- Melissa Salguero brought back to life the music program at P.S. 48 Joseph Drake, a public elementary school in the Bronx, N.Y. Her amazing efforts were rewarded when she was named the 2018 GRAMMY Music Educator of the Year.
- As the only athletic trainer in her school district, Plyler teaches anatomy, the foundations of sports medicine, and athletic training to nearly 100 middle, junior high, and high school students.
New York’s Melissa Salguero Named GRAMMY Music Educator of the Year
What sound should celebrate New York City teacher Melissa Salguero, winner of the GRAMMY award for Music Educator of the Year? Horns? Intense drum rolls?
Or, perhaps trumpets of resurrection, since that’s what Salguero did when she brought back to life the music program at financially beleaguered P.S. 48 Joseph Drake, a public elementary school in the Bronx, N.Y.
Salguero bested 2,300 other contenders for the national honor. She teaches vocal and music classes to P.S. 48’s students 22 percent of the students are homeless using a mix of science, creativity and circuitry. She also restarted the school’s band in 2011 when she first arrived it had zero instruments and no funding and she has won many grants and awards to build the school’s inventory of flutes, trumpets, and more.
In January, Salguero’s students, parents, girlfriend, and the former fifth-grade teacher who inspired Salguero’s career, were among a New York City theater audience who saw Salguero become the first woman, and the first elementary school teacher, to win a GRAMMY. In her acceptance remarks, Salguero told her students, “You make me feel like a rock star every day!”
A few days later, she walked the Madison Square Garden red carpet in a black sequined dress. Inside, she took a seat near Cyndi Lauper.
“I’m an educator,” she told a red-carpet interviewer. “I teach my students about social change through music.”
Salguero, a member of New York City’s United Federation of Teachers, rises at 4:30 a.m. every day to commute nearly two hours to her school, where she meets with her 35 band students for a pre-dawn rehearsal. During school hours, she has been known to drill holes in carrots to make recorder-like instruments. She likes her students to understand the science behind how things work.

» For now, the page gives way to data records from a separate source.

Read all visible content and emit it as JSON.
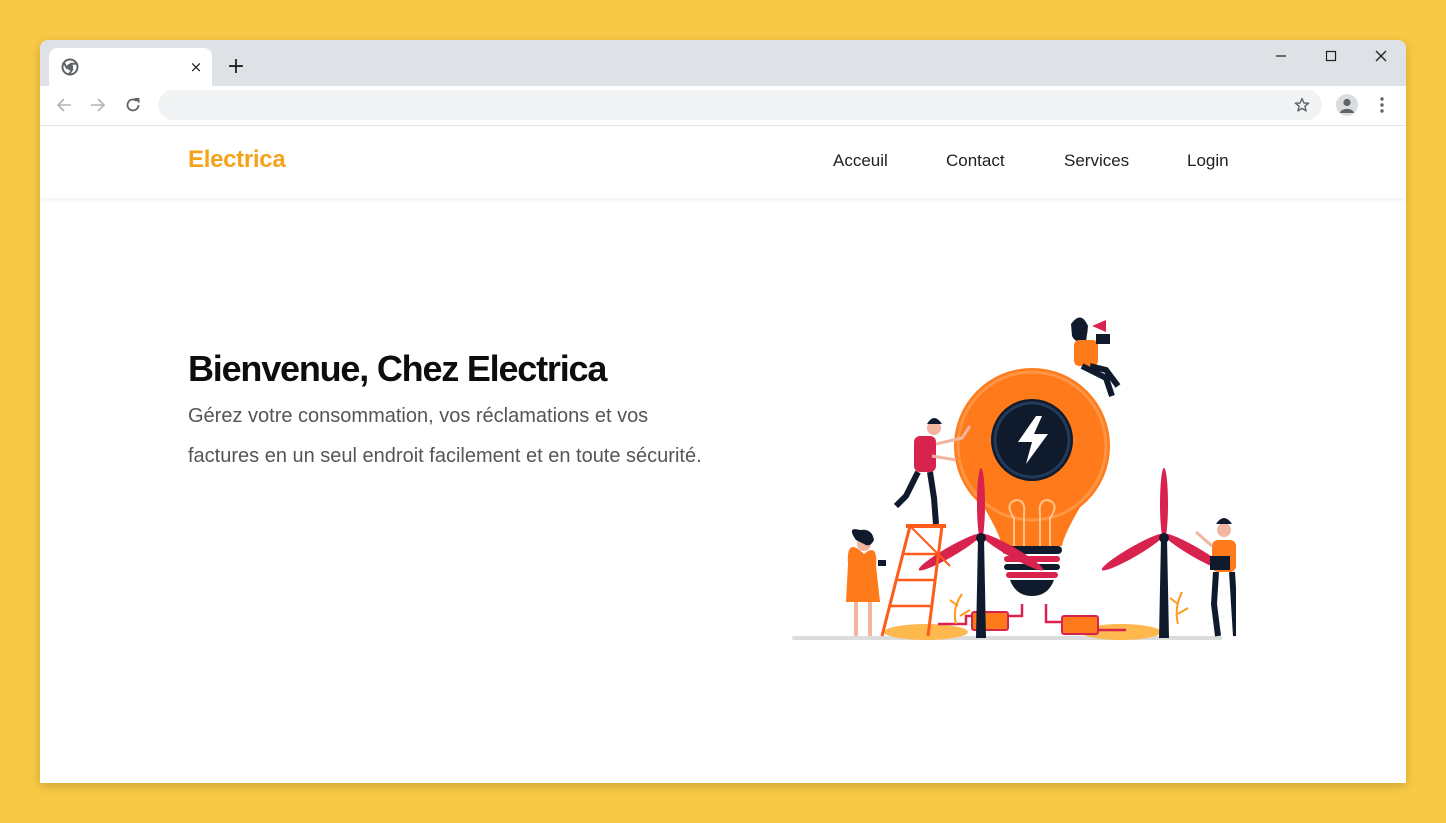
{
  "browser": {
    "tab": {
      "title": "",
      "favicon": "chrome-icon",
      "close_label": "×"
    },
    "new_tab_label": "+",
    "window_controls": [
      "minimize-icon",
      "maximize-icon",
      "close-icon"
    ],
    "toolbar": {
      "icons": [
        "back-arrow-icon",
        "forward-arrow-icon",
        "reload-icon",
        "star-icon",
        "profile-avatar-icon",
        "more-menu-icon"
      ],
      "address_value": ""
    }
  },
  "site": {
    "brand": "Electrica",
    "brand_color": "#f5a31a",
    "nav": [
      {
        "label": "Acceuil"
      },
      {
        "label": "Contact"
      },
      {
        "label": "Services"
      },
      {
        "label": "Login"
      }
    ],
    "hero": {
      "title": "Bienvenue, Chez Electrica",
      "text": "Gérez votre consommation, vos réclamations et vos factures en un seul endroit facilement et en toute sécurité.",
      "illustration": "lightbulb-wind-turbines-illustration"
    }
  },
  "colors": {
    "page_background": "#f8c945",
    "accent": "#f5a31a",
    "bulb_orange": "#ff7a1a",
    "dark": "#0f1b2d"
  }
}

Just months ago, Salguero was told that P.S. 48’s band would be canceled for 2018. The budget was too thin. At her urging, students wrote letters and campaigned to save their band. It wasn’t their first time facing adversity.
When vandals broke into the school in 2013 and stole, damaged, or destroyed many musical instruments, Salguero urged her students to write a song. They wrote, “We Will Rise.” The tune built a following and earned Salguero an invite to “The Ellen Show” where Ellen DeGeneres and Shutterfly gave the school $50,000 and about $20,000 worth of new instruments.
With her award, Salguero will receive $10,000, which she’s earmarked to help pay her student loan debt. P.S. 48 will receive an additional $10,000.
— Liza Frenette, New York State United Teachers Communications
She Works Hard for the Athletes
While rare, NEA’s membership includes athletic trainers, too.
NEA represents English, math, social studies, and science teachers, librarians, school counselors, and nurses, bus drivers, and cafeteria workers. And did you know NEA members are also principals and college deans? In fact, there are more than 300 categories within NEA’s membership, and no matter their classification, these education professionals share a commitment to their students and their profession.
Just look at Heidi Plyler. She is a certified athletic trainer (AT) — another category of educators represented by NEA. As the only AT for the Lake Hamilton School District in Arkansas, Plyler teaches anatomy, the foundations of sports medicine, and athletic training to nearly 100 middle, junior high, and high school students.
The fact that Plyler is a rarity in her district is mirrored by statistics from The National Athletic Trainers Association, which indicate that while 70 percent of U.S. public high schools have athletic training services, only 37 percent have full-time athletic trainers.
In her role, Plyler cares for nearly 700 student-athletes and works with physicians to provide preventative services, emergency care, clinical diagnosis, therapeutic intervention, and rehabilitation of injuries and medical conditions. She meets with athletes and parents to discuss nutrition and writes the district’s emergency response plan for every sport. She also trains athletic coaches on CPR and works with the town’s emergency management system officials to ensure they know the proper procedures to follow when an injury occurs.
Plyler also works to boost the overall number of ATs. Recently, she helped to organize the Arkansas Athletic Trainers Association’s symposium. At the event, students networked with local surgeons and physicians, and learned about the athletic training profession.
A hard-working building representative at her school, Plyler helps to provide much-needed support to new and early career educators through SPARKS, a program created to connect new teachers to their association. She helps educators improve their practice and management style, and helps them set goals for their students.
Asked why she’s so dedicated both in and away from school, Plyler says, “I’m deeply involved in my profession because it not only provides an avenue for students to get hands on work in an ever growing medical field, but it also provides sincere joy when returning those athletes from initial injury to their specified field of play.”
— Brenda Alvarez